**WHAT YOU SHOULD DO:** Print each entry word for word without images.

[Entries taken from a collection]

= Beginning of Section =

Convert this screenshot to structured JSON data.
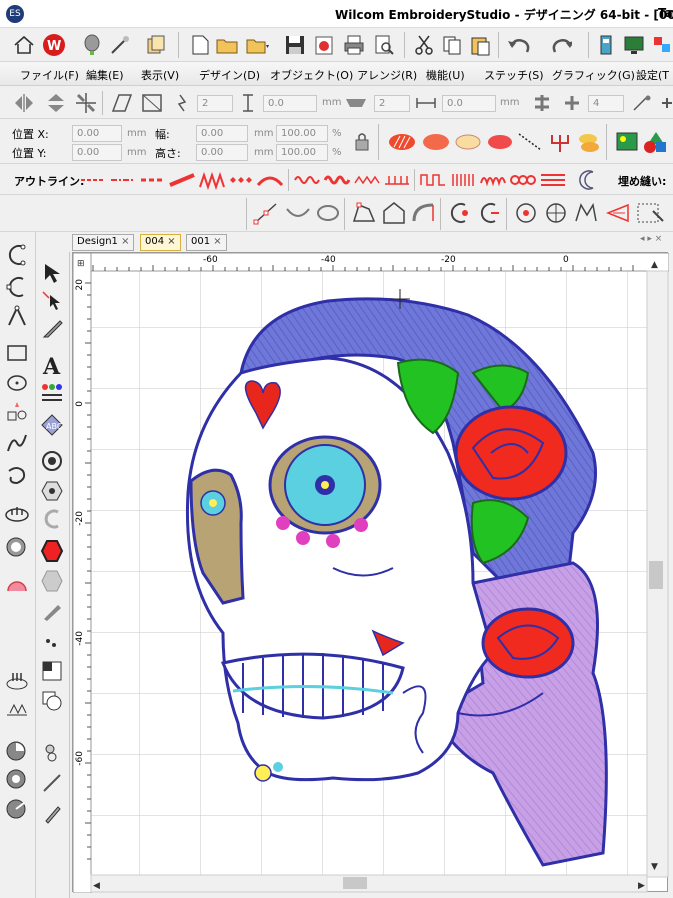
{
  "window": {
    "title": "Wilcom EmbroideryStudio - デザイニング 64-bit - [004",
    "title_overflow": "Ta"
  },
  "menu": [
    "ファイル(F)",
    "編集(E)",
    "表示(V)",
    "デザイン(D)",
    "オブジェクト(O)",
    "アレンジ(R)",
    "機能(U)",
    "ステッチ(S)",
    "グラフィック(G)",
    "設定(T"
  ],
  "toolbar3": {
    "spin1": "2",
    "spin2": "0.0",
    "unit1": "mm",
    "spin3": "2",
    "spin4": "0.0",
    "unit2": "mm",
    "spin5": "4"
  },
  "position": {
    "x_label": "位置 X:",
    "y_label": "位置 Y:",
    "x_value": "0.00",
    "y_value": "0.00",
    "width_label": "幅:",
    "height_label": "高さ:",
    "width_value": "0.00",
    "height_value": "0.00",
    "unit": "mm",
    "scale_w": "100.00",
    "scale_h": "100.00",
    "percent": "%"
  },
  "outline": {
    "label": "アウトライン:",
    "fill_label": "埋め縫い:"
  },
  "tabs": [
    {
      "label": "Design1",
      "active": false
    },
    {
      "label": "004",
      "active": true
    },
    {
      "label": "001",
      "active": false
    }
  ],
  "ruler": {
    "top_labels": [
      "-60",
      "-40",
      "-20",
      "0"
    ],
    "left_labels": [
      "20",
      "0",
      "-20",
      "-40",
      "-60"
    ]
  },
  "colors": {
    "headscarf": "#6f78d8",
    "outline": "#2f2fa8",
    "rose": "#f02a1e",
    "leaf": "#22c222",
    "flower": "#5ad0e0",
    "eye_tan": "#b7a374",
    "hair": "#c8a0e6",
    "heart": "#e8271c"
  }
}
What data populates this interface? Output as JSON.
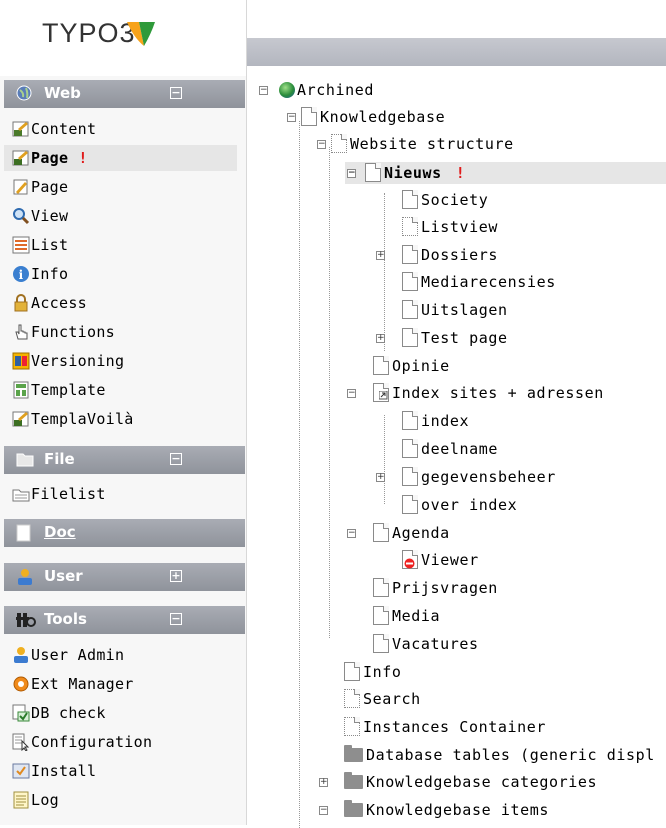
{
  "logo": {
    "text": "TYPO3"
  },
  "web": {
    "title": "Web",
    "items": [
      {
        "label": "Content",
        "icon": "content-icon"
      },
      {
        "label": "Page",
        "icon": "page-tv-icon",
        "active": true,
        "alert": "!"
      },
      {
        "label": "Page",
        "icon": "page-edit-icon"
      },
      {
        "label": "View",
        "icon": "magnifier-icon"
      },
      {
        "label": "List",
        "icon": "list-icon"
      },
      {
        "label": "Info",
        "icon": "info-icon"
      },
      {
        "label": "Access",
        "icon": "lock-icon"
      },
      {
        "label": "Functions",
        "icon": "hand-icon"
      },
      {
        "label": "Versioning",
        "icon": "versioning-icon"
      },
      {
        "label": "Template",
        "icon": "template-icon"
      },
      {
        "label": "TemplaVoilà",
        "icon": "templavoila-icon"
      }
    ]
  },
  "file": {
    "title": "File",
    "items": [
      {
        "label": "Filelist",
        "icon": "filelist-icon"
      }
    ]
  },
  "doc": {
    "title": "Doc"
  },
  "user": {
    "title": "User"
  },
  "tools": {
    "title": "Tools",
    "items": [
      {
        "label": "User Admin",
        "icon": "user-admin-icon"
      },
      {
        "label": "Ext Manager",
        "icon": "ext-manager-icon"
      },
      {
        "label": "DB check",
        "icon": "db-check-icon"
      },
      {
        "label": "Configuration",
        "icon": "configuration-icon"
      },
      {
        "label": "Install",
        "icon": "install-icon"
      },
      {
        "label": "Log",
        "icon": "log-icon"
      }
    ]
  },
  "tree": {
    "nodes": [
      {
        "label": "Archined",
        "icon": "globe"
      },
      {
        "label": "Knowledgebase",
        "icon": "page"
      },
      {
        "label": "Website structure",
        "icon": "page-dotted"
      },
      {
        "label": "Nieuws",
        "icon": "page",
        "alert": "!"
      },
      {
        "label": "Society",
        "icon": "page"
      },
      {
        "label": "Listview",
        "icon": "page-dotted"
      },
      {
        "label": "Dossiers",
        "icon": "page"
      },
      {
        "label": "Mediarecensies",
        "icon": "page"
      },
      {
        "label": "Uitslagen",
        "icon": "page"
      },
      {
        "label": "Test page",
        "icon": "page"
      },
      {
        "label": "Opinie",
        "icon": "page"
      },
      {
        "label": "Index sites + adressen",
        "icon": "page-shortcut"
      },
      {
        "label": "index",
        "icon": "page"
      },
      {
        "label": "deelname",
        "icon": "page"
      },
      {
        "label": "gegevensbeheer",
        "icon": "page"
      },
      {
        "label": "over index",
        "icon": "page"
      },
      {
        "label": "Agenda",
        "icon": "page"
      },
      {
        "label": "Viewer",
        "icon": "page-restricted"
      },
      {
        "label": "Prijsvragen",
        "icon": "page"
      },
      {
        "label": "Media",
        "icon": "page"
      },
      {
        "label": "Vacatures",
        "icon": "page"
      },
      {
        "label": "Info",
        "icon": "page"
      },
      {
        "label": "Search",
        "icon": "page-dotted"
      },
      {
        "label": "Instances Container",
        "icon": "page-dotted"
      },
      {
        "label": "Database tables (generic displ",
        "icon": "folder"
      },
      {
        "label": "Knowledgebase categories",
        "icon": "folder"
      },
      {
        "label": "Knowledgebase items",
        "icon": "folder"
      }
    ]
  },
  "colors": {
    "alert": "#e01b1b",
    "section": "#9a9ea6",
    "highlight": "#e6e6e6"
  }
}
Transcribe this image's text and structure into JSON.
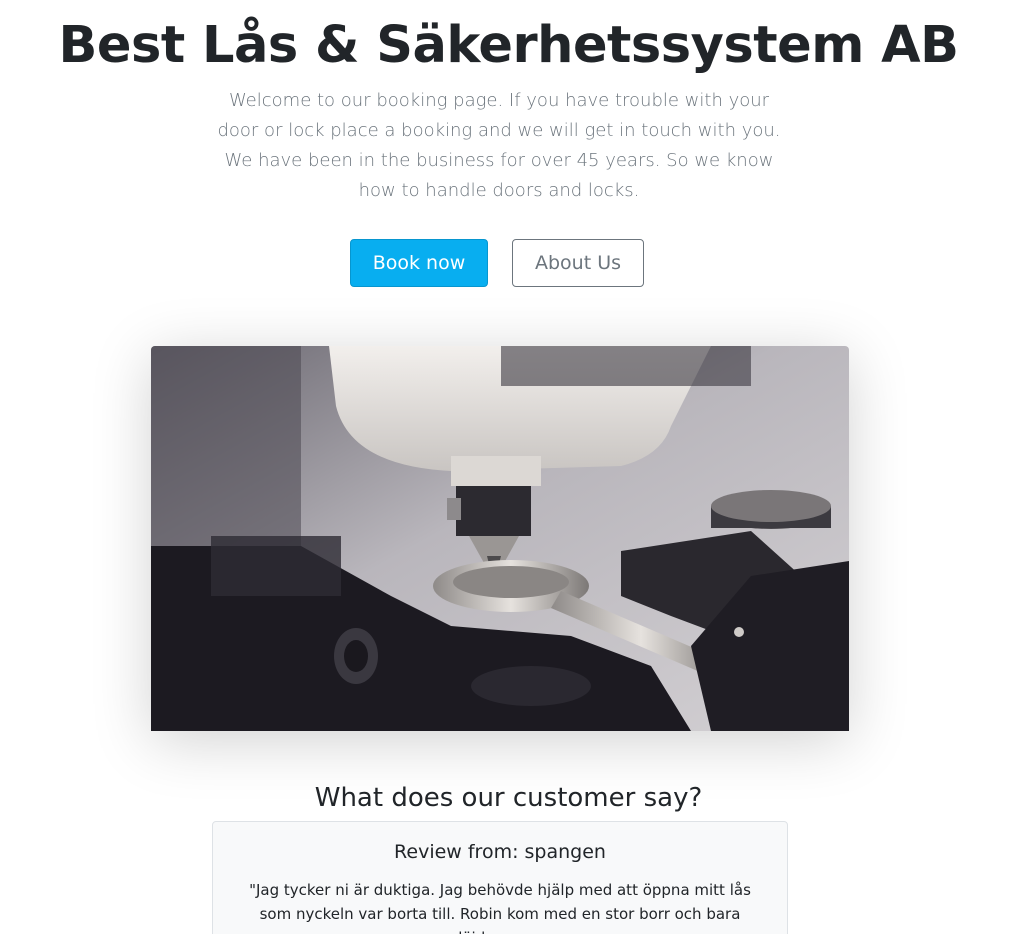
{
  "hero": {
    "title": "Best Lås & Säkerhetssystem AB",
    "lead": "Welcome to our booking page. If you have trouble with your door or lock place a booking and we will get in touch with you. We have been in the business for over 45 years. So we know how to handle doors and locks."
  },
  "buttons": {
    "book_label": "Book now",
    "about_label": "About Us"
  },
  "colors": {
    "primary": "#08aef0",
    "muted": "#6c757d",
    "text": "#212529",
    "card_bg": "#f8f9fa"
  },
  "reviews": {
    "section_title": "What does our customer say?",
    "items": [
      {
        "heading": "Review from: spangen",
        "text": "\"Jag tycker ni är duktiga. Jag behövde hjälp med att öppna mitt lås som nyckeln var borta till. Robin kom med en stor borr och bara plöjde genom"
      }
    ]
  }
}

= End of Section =

**EXERCISE SOLUTION:**
Convert this screenshot to structured JSON data.
{
  "window": {
    "title": "Wilcom EmbroideryStudio - デザイニング 64-bit - [004",
    "title_overflow": "Ta"
  },
  "menu": [
    "ファイル(F)",
    "編集(E)",
    "表示(V)",
    "デザイン(D)",
    "オブジェクト(O)",
    "アレンジ(R)",
    "機能(U)",
    "ステッチ(S)",
    "グラフィック(G)",
    "設定(T"
  ],
  "toolbar3": {
    "spin1": "2",
    "spin2": "0.0",
    "unit1": "mm",
    "spin3": "2",
    "spin4": "0.0",
    "unit2": "mm",
    "spin5": "4"
  },
  "position": {
    "x_label": "位置 X:",
    "y_label": "位置 Y:",
    "x_value": "0.00",
    "y_value": "0.00",
    "width_label": "幅:",
    "height_label": "高さ:",
    "width_value": "0.00",
    "height_value": "0.00",
    "unit": "mm",
    "scale_w": "100.00",
    "scale_h": "100.00",
    "percent": "%"
  },
  "outline": {
    "label": "アウトライン:",
    "fill_label": "埋め縫い:"
  },
  "tabs": [
    {
      "label": "Design1",
      "active": false
    },
    {
      "label": "004",
      "active": true
    },
    {
      "label": "001",
      "active": false
    }
  ],
  "ruler": {
    "top_labels": [
      "-60",
      "-40",
      "-20",
      "0"
    ],
    "left_labels": [
      "20",
      "0",
      "-20",
      "-40",
      "-60"
    ]
  },
  "colors": {
    "headscarf": "#6f78d8",
    "outline": "#2f2fa8",
    "rose": "#f02a1e",
    "leaf": "#22c222",
    "flower": "#5ad0e0",
    "eye_tan": "#b7a374",
    "hair": "#c8a0e6",
    "heart": "#e8271c"
  }
}
What data populates this interface? Output as JSON.
{
  "logo": {
    "text": "TYPO3"
  },
  "web": {
    "title": "Web",
    "items": [
      {
        "label": "Content",
        "icon": "content-icon"
      },
      {
        "label": "Page",
        "icon": "page-tv-icon",
        "active": true,
        "alert": "!"
      },
      {
        "label": "Page",
        "icon": "page-edit-icon"
      },
      {
        "label": "View",
        "icon": "magnifier-icon"
      },
      {
        "label": "List",
        "icon": "list-icon"
      },
      {
        "label": "Info",
        "icon": "info-icon"
      },
      {
        "label": "Access",
        "icon": "lock-icon"
      },
      {
        "label": "Functions",
        "icon": "hand-icon"
      },
      {
        "label": "Versioning",
        "icon": "versioning-icon"
      },
      {
        "label": "Template",
        "icon": "template-icon"
      },
      {
        "label": "TemplaVoilà",
        "icon": "templavoila-icon"
      }
    ]
  },
  "file": {
    "title": "File",
    "items": [
      {
        "label": "Filelist",
        "icon": "filelist-icon"
      }
    ]
  },
  "doc": {
    "title": "Doc"
  },
  "user": {
    "title": "User"
  },
  "tools": {
    "title": "Tools",
    "items": [
      {
        "label": "User Admin",
        "icon": "user-admin-icon"
      },
      {
        "label": "Ext Manager",
        "icon": "ext-manager-icon"
      },
      {
        "label": "DB check",
        "icon": "db-check-icon"
      },
      {
        "label": "Configuration",
        "icon": "configuration-icon"
      },
      {
        "label": "Install",
        "icon": "install-icon"
      },
      {
        "label": "Log",
        "icon": "log-icon"
      }
    ]
  },
  "tree": {
    "nodes": [
      {
        "label": "Archined",
        "icon": "globe"
      },
      {
        "label": "Knowledgebase",
        "icon": "page"
      },
      {
        "label": "Website structure",
        "icon": "page-dotted"
      },
      {
        "label": "Nieuws",
        "icon": "page",
        "alert": "!"
      },
      {
        "label": "Society",
        "icon": "page"
      },
      {
        "label": "Listview",
        "icon": "page-dotted"
      },
      {
        "label": "Dossiers",
        "icon": "page"
      },
      {
        "label": "Mediarecensies",
        "icon": "page"
      },
      {
        "label": "Uitslagen",
        "icon": "page"
      },
      {
        "label": "Test page",
        "icon": "page"
      },
      {
        "label": "Opinie",
        "icon": "page"
      },
      {
        "label": "Index sites + adressen",
        "icon": "page-shortcut"
      },
      {
        "label": "index",
        "icon": "page"
      },
      {
        "label": "deelname",
        "icon": "page"
      },
      {
        "label": "gegevensbeheer",
        "icon": "page"
      },
      {
        "label": "over index",
        "icon": "page"
      },
      {
        "label": "Agenda",
        "icon": "page"
      },
      {
        "label": "Viewer",
        "icon": "page-restricted"
      },
      {
        "label": "Prijsvragen",
        "icon": "page"
      },
      {
        "label": "Media",
        "icon": "page"
      },
      {
        "label": "Vacatures",
        "icon": "page"
      },
      {
        "label": "Info",
        "icon": "page"
      },
      {
        "label": "Search",
        "icon": "page-dotted"
      },
      {
        "label": "Instances Container",
        "icon": "page-dotted"
      },
      {
        "label": "Database tables (generic displ",
        "icon": "folder"
      },
      {
        "label": "Knowledgebase categories",
        "icon": "folder"
      },
      {
        "label": "Knowledgebase items",
        "icon": "folder"
      }
    ]
  },
  "colors": {
    "alert": "#e01b1b",
    "section": "#9a9ea6",
    "highlight": "#e6e6e6"
  }
}
Transcribe this image's text and structure into JSON.
{
  "hero": {
    "title": "Best Lås & Säkerhetssystem AB",
    "lead": "Welcome to our booking page. If you have trouble with your door or lock place a booking and we will get in touch with you. We have been in the business for over 45 years. So we know how to handle doors and locks."
  },
  "buttons": {
    "book_label": "Book now",
    "about_label": "About Us"
  },
  "colors": {
    "primary": "#08aef0",
    "muted": "#6c757d",
    "text": "#212529",
    "card_bg": "#f8f9fa"
  },
  "reviews": {
    "section_title": "What does our customer say?",
    "items": [
      {
        "heading": "Review from: spangen",
        "text": "\"Jag tycker ni är duktiga. Jag behövde hjälp med att öppna mitt lås som nyckeln var borta till. Robin kom med en stor borr och bara plöjde genom"
      }
    ]
  }
}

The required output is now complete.